What the task asks:
Print the data below again in full, exactly as it stands, with no images.

Task material:
*** Block opens ***

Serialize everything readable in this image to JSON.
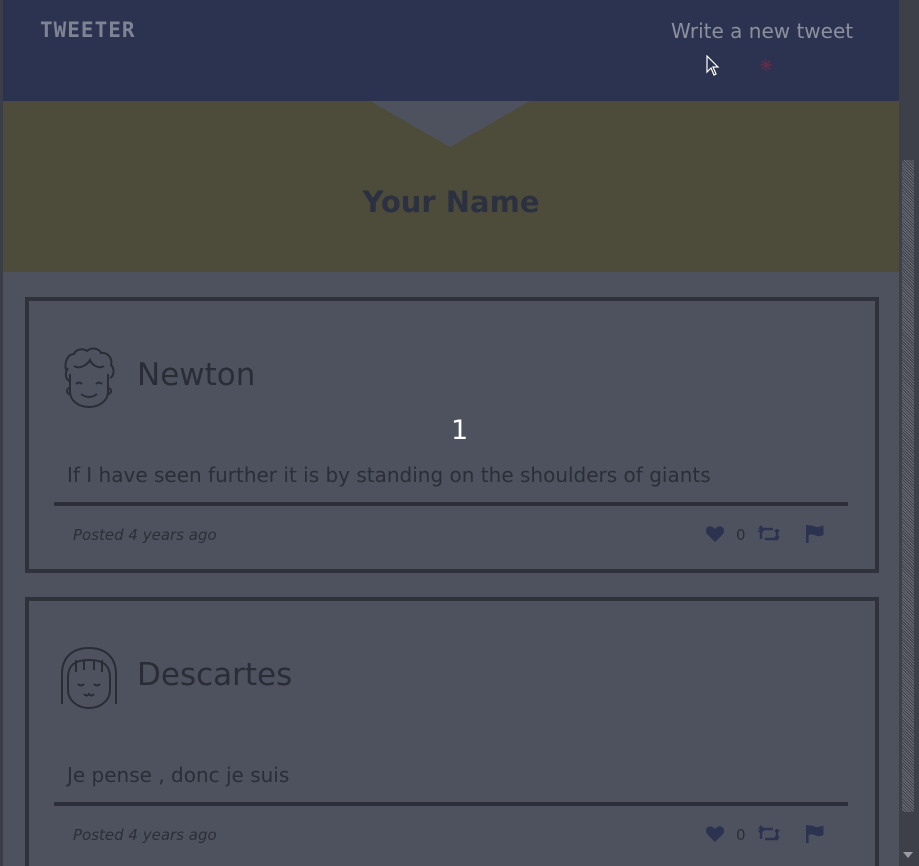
{
  "header": {
    "brand": "TWEETER",
    "compose_label": "Write a new tweet"
  },
  "profile": {
    "name": "Your Name"
  },
  "overlay": {
    "counter": "1"
  },
  "tweets": [
    {
      "author": "Newton",
      "text": "If I have seen further it is by standing on the shoulders of giants",
      "posted": "Posted 4 years ago",
      "likes": "0",
      "avatar": "curly-hair-face-icon"
    },
    {
      "author": "Descartes",
      "text": "Je pense , donc je suis",
      "posted": "Posted 4 years ago",
      "likes": "0",
      "avatar": "bangs-hair-face-icon"
    }
  ],
  "colors": {
    "navbar": "#2c3350",
    "banner": "#4d4b3a",
    "page_background": "#4e525e",
    "icon_accent": "#2c3350"
  }
}
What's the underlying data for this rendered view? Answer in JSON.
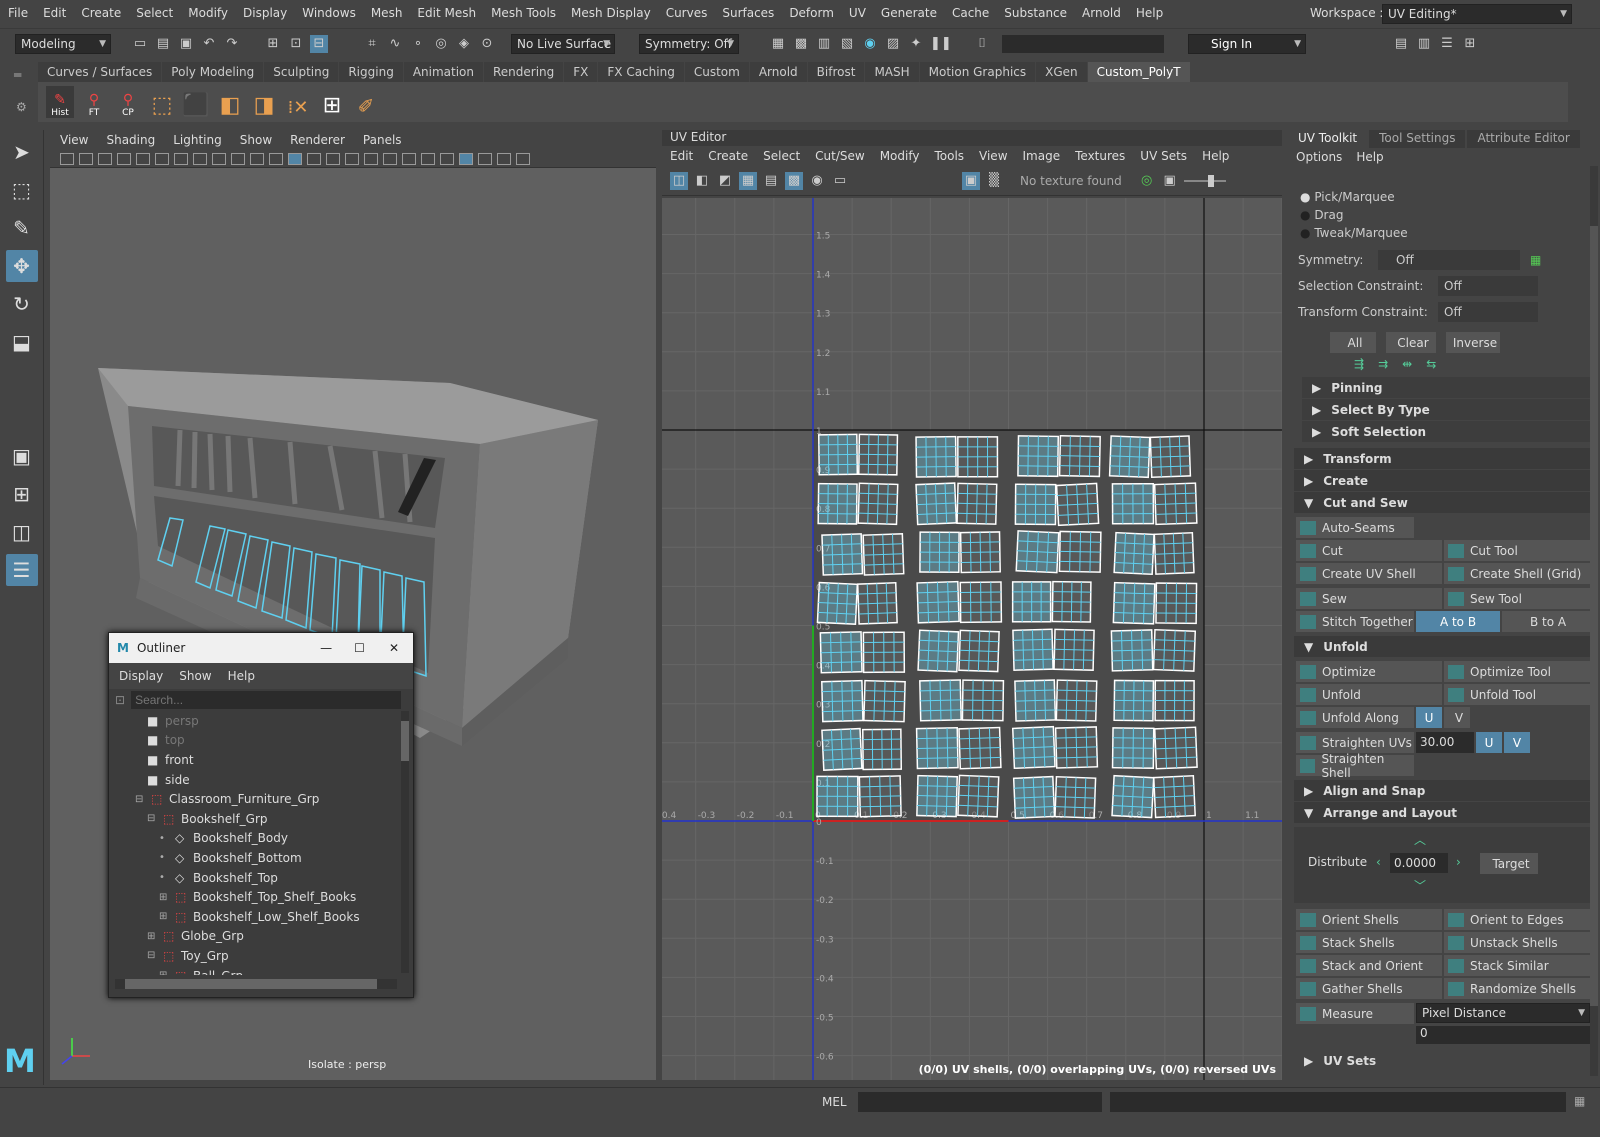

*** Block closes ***

Answer to the exercise:
Serialize everything readable in this image to JSON.
{
  "header": {
    "brand": "TWEETER",
    "compose_label": "Write a new tweet"
  },
  "profile": {
    "name": "Your Name"
  },
  "overlay": {
    "counter": "1"
  },
  "tweets": [
    {
      "author": "Newton",
      "text": "If I have seen further it is by standing on the shoulders of giants",
      "posted": "Posted 4 years ago",
      "likes": "0",
      "avatar": "curly-hair-face-icon"
    },
    {
      "author": "Descartes",
      "text": "Je pense , donc je suis",
      "posted": "Posted 4 years ago",
      "likes": "0",
      "avatar": "bangs-hair-face-icon"
    }
  ],
  "colors": {
    "navbar": "#2c3350",
    "banner": "#4d4b3a",
    "page_background": "#4e525e",
    "icon_accent": "#2c3350"
  }
}
What's the underlying data for this rendered view? Answer in JSON.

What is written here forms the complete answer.